This is down from the period of nationalist euphoria that followed the annexation of Crimea but is still remarkably high in a country with stagnant growth and, for many, shrinking prospects.
Heartened by the shifting winds in Russia’s direction, and his own, in an interview with The Financial Times, Putin pronounced dead the West’s governing creed since the end of World War II. The ideology of liberal democracy, he said, “has outlived its purpose.”
Russian mind games have been particularly successful in the United States, which Putin and his officials regularly accuse of paranoid Russophobia but whose fixation on Russia has only multiplied the force of its influence. Moscow’s efforts to sow division through Facebook and other social media platforms were low-budget and often primitive, but they have had a disproportionate effect on the American political process.
The result is a state of fretful and anything-goes uncertainty, a condition summed up by Peter Pomerantsev, a Soviet-born British author, in the title of his 2014 book about Putin’s Russia: “Nothing is True and Everything is Possible.”
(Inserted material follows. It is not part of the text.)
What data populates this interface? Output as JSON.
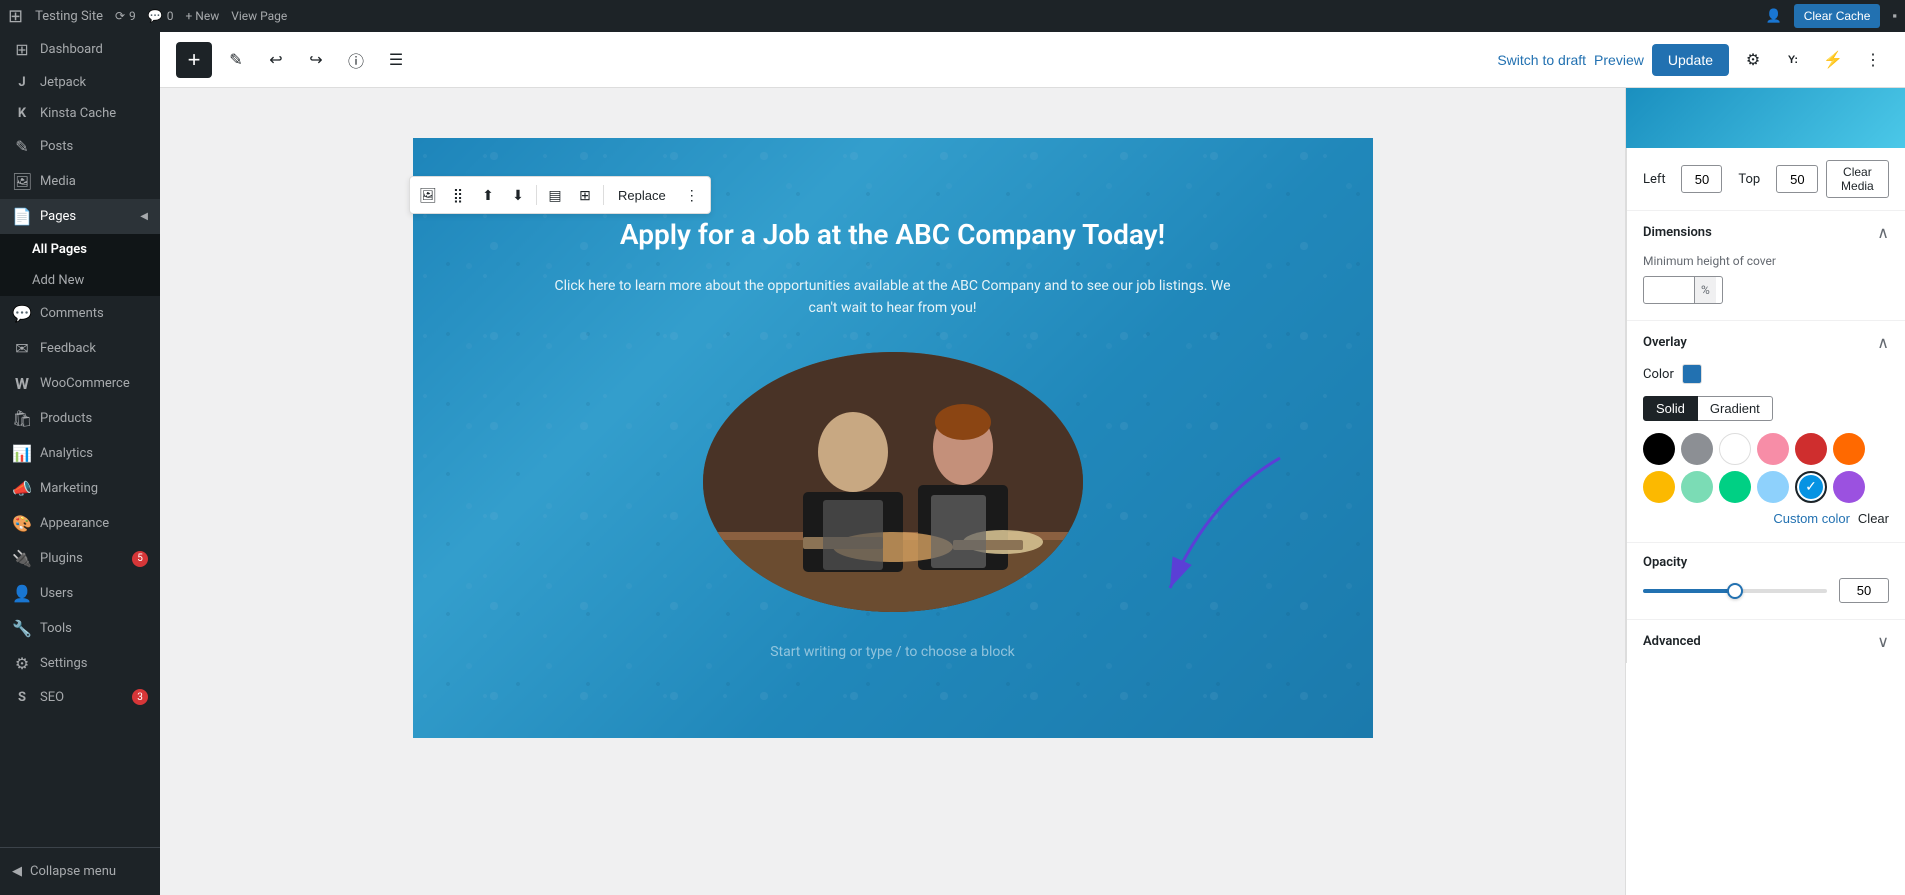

In Russia, Khrushcheva said, “it’s not what is on the surface, it’s doublespeak, triple-think. That’s why we are so good at art.”
A New Path
When Putin first took charge after Yeltsin’s surprise resignation on the eve of the new millennium, he declared his commitment to a very different direction for Russia than the one he has since taken.
Bid farewell by Yeltsin on the steps of the Kremlin with a melancholy request that he “take care of Russia,” Putin appeared on television a few hours later to deliver his first New Year Eve’s address to the nation, vowing to “protect freedom of speech, freedom of conscience, freedom of the mass media, ownership rights, these fundamental elements of a civilized society.”
He delivered much the same message 18 months later in a historic speech, the first by a Russian leader, in the Reichstag in Berlin, sketching a vision of Russia as inextricably bound to Europe and its values.
By 2002, however, he was already growing weary of Russia being viewed as a supplicant junior partner. “Russia was never as strong as it wants to be, and never as weak as it is thought to be,” he warned.
Bitterly disillusioned with the West on security issues, in 2007 Putin delivered a speech in Munich bristling with resentment and anger at U.S. unilateralism and disregard for Russian opposition to the expansion of NATO. “They bring us to the abyss of one conflict after another,” he said, creating such insecurity that “nobody feels safe.”
But the real turning point, said Pavlovsky, who was then working in the Kremlin, came a year later with the meltdown of global financial systems.
“For Putin this was a decisive threshold,” he said. “Before this he orientated himself toward America. Yes, he disliked in the extreme what the Americans were doing around the world, but all the same he saw America as the strongest economy that runs the world economic system. Suddenly it turned out: No, they are not running anything.”
This, Pavlovsky said, “was the moment of truth,” when “all the old norms vanished.”
Since then, he said, Russia has set about creating its own norms.
“Reality is not a children’s matinee or the handing out of mandarin oranges,” he said. “In other words, things simply don’t look like you thought they do, like you wanted them to, like you expected them to.”
This article originally appeared in The New York Times.
© 2019 The New York Times Company